Invisibility & Mirror image: Colonel Redcap can simultaneously cast invisibility and mirror image so that his invisible real self can move to a safe location, while his mirror image dashes off in a different direction to deceive opponents. Oddly, fellow gnomes can still see the 'invisible' colonel.

Battle tactics: any gnomes within sight of Colonel Redcap will have +1 to all attacks and Save rolls.

Strategic planning: if given time before an operation Colonel Redcap can endow his co-conspirators with +1AC and +1 to Save rolls for 1d4 hours after the planning session.

Tuesday, April 18, 2017

This Bot Generates a Fantasy World Every Hour

Uncharted Atlas is a bot that continually generates new fantasy worlds and posts them on their Twitter feed. These look like the kinds of maps you would see on the end papers of a cheap fantasy novel. Even the inking style looks like fantasy maps from the 1970's.



Sauce.

Tramp Tuesday

I haven't done a Dave Trampier Tuesday in a while, well I stumbled across this image while looking up some Star Frontiers reference and was surprised to find this full color cover by Trampier!

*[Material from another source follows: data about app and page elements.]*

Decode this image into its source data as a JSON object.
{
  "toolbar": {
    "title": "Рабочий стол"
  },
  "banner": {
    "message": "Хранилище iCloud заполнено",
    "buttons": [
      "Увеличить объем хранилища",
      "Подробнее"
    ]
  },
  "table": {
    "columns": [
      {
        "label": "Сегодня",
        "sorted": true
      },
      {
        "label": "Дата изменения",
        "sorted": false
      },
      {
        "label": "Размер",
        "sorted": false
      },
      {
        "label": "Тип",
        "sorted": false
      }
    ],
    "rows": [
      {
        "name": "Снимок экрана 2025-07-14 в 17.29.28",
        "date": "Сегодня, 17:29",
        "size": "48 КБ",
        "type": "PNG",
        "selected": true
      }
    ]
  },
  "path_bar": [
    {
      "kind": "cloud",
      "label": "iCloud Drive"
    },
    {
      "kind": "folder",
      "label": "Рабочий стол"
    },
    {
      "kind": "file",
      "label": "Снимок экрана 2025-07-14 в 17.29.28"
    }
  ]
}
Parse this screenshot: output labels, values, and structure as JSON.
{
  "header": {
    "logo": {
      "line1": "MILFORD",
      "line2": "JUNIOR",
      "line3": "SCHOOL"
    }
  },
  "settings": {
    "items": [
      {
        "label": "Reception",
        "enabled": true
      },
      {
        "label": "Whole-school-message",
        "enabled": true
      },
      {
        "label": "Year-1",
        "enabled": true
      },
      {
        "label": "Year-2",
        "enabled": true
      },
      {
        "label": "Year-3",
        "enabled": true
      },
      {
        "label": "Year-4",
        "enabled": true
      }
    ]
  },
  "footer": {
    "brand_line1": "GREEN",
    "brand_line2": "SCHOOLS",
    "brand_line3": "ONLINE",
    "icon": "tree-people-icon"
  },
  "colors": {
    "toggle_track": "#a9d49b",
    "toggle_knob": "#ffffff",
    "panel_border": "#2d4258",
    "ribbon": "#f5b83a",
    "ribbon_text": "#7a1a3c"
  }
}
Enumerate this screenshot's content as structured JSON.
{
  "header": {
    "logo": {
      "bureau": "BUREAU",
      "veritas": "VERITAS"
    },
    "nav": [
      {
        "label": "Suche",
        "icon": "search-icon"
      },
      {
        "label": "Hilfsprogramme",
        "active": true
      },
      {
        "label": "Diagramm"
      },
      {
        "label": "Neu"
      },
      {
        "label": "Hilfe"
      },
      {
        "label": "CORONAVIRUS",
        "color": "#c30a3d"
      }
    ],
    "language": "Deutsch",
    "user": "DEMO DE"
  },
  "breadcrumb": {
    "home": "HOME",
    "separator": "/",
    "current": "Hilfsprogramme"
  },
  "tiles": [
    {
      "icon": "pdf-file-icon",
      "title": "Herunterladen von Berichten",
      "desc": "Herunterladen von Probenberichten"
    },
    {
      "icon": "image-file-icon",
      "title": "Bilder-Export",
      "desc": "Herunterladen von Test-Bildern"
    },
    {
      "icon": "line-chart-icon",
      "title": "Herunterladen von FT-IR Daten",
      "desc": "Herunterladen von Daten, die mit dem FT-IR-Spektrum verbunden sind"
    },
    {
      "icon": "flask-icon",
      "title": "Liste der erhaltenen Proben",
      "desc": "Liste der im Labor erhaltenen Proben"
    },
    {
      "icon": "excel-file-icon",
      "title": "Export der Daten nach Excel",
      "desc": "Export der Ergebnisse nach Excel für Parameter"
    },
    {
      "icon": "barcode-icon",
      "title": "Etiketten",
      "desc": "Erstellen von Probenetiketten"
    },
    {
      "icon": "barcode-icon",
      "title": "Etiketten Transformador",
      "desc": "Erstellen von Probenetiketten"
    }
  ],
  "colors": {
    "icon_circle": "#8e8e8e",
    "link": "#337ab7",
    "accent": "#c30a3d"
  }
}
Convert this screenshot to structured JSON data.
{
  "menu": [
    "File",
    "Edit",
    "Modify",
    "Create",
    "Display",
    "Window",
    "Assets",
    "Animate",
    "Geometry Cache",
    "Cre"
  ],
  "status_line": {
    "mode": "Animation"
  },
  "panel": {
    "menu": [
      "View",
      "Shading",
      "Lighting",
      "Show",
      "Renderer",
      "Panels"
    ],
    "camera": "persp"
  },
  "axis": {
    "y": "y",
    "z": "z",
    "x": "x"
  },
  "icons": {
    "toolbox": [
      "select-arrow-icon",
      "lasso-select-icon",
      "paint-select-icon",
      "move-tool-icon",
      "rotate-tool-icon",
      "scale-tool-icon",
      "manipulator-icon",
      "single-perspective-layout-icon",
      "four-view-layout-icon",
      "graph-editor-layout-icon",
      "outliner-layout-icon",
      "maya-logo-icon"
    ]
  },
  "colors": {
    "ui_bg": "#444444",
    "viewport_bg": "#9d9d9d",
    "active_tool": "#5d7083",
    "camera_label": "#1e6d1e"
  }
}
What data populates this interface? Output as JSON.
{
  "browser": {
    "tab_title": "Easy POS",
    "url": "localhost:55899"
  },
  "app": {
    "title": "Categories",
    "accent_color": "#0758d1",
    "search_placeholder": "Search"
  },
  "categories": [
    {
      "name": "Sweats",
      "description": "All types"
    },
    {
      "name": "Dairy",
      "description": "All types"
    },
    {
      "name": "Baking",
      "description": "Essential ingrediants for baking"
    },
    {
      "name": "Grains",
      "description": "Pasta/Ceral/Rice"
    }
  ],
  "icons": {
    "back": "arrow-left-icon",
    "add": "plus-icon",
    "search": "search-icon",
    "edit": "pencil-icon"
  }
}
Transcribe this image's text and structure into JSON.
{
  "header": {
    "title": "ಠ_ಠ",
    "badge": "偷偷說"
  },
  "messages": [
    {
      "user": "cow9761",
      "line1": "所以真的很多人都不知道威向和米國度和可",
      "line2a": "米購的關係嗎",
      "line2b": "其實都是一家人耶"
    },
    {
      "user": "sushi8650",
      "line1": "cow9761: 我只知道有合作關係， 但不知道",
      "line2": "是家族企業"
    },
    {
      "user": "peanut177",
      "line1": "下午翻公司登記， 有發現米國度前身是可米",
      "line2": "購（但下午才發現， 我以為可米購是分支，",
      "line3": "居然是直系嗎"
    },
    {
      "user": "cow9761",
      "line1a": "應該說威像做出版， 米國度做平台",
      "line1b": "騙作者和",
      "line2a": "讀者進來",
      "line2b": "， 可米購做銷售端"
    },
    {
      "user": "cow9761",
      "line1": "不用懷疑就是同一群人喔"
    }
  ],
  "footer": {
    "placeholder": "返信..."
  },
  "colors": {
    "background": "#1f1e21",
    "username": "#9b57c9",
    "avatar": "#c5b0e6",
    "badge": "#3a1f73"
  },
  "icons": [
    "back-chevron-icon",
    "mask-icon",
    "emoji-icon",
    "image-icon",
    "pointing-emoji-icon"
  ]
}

This Saturday is Dave's 63rd birthday. It's been just over 3 years since his passing. He's still my favorite artist from that era of TSR.

Monday, April 10, 2017

Beastie of the Week: Bugbear, Battlerager


Bugbear, Battlerager
HD 5+1
AC 16
Atk 1 bite (2d4) or weapon (1d8+1)
Move 9
Save 12
CL/XP 5/120
Special: Surprise opponents, 50% chance, battlerage
Battlerager bugbears appear very similar to normal bugbears: large, hairy, goblin-like and stand 7-8ft in height. Despite their size they almost always getting the chance to surprise even alert opponents with a roll of 1-3 on a d6 (50%).

If wounded in combat they will go into a rage and gain +2 to hit and will become resistance to any spells like charm or sleep gaining +3 on any Save rolls. This rage does take its toll and the creature will collapse and fall into a near comatose state for 2-5 hours after combat.

Tuesday, April 4, 2017

Raiders! Print Edition and Combo Package Available on DriveThruRPG

The proof copies of Raiders! along with Freebooters arrived yesterday. The book looks good and has been approved for public sale.

The combination package of Print + PDF at a $5 discount is also available.

http://www.drivethrurpg.com/product/204915/Raiders


I've been thinking quite a bit about the difference in process between Lulu and DriveThruRPG. You can certainly get your print books up and available faster on Lulu, but if you don't proof it first you run a high risk, though you can preview the cover online which helps. DriveThruRPG reduces that risk since they require you get a proof first, but it seems like they're turnaround is a bit slower.